Use fast DOM traversal with document.getElementById().
Given the availability of jQuery, it is much easier to produce highly specific selectors based on a combination of tag names, classes, and CSS3. You need to be aware that this approach involves several iterations while jQuery loops through each of DOM elements and tries to find a match. You can improve DOM traversal speeds by picking a specific element by ID.
The above code makes use of JQuery to manipulate the DOM which is not the best option as instead of doing it this way we can make use of the getElementById method which the document object provides us.
An alternative is to use defer in the script tag. The defer attribute specifies that the script should be executed after the page has finished parsing, but it only works for external scripts.
Use ‘switch’ instead of lengthy ‘if-then-else’ statements.
When your code base gets bigger a switch statement is usually more efficient than a set of nested ifs. This is because ‘switch’ statements can be optimized more easily during compilation.
Get rid of unnecessary loops and calls made inside loops.
Array push() pop() and shift() instructions have minimal processing overhead due to being language constructs closely related to their low-level assembly language counterparts.
Minimize your code as much as you can
Use the local scope (‘this’)
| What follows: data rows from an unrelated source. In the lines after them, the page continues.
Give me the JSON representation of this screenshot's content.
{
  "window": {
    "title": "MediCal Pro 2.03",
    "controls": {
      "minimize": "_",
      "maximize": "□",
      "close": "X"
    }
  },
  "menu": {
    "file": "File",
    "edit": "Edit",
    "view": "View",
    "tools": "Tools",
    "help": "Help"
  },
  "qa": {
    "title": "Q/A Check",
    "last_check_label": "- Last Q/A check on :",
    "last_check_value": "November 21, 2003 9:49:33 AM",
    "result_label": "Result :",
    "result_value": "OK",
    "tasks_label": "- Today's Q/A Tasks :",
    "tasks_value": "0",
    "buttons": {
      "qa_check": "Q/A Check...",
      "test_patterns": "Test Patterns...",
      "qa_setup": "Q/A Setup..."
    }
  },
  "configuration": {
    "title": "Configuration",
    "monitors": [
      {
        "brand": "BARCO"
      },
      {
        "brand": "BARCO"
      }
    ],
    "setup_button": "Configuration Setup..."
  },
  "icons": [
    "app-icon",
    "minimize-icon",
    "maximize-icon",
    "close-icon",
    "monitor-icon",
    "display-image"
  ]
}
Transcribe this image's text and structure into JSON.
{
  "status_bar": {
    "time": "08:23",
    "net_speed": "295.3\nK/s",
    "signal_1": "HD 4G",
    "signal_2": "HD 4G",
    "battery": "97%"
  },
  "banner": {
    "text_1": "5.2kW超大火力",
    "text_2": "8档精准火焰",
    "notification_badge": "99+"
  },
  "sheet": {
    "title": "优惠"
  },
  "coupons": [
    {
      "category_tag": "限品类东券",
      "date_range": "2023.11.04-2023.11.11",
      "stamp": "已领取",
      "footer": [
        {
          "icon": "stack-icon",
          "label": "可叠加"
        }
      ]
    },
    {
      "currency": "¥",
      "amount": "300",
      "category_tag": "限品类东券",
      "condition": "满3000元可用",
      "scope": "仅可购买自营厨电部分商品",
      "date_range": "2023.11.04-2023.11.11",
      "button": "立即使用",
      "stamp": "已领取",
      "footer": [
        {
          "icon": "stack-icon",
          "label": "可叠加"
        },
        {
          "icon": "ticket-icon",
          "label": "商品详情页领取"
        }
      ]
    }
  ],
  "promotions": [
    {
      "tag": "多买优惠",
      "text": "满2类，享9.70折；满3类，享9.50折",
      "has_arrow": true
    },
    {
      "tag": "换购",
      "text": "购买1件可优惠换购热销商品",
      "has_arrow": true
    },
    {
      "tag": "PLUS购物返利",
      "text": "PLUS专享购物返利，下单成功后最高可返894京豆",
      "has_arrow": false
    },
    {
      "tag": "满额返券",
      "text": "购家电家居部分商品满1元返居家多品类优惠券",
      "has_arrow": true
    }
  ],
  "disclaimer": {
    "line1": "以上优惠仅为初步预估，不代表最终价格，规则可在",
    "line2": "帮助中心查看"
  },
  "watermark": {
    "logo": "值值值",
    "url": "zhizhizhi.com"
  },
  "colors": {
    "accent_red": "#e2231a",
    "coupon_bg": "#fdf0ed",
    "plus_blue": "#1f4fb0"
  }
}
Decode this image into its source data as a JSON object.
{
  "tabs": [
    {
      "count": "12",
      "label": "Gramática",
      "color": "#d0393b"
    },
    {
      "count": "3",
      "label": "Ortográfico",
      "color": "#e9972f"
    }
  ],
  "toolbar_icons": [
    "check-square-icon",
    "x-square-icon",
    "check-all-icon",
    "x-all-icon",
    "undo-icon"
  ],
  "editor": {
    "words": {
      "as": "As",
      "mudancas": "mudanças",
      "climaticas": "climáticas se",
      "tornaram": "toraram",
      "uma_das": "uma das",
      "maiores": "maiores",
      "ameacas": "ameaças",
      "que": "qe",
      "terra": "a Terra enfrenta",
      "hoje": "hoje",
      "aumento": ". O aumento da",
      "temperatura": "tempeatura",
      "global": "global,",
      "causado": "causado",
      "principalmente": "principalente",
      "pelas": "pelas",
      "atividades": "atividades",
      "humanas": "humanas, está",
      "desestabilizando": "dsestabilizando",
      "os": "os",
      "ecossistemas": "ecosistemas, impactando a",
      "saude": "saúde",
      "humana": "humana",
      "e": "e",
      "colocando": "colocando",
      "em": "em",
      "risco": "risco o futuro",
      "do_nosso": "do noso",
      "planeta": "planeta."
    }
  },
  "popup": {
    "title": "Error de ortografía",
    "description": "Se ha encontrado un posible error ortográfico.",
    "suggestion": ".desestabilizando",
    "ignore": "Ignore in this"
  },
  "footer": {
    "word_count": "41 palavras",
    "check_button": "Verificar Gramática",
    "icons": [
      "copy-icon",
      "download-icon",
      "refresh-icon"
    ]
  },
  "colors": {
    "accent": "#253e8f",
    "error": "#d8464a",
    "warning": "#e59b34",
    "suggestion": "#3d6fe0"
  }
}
This is particularly useful for writing asynchronous code using callbacks, however, it also improves performance because you are not relying on global or closure variables held further up the scope chain. You can get the most out of the scope variable (this) by rewiring it using the special call() and apply() methods that are built into each function. See the example below: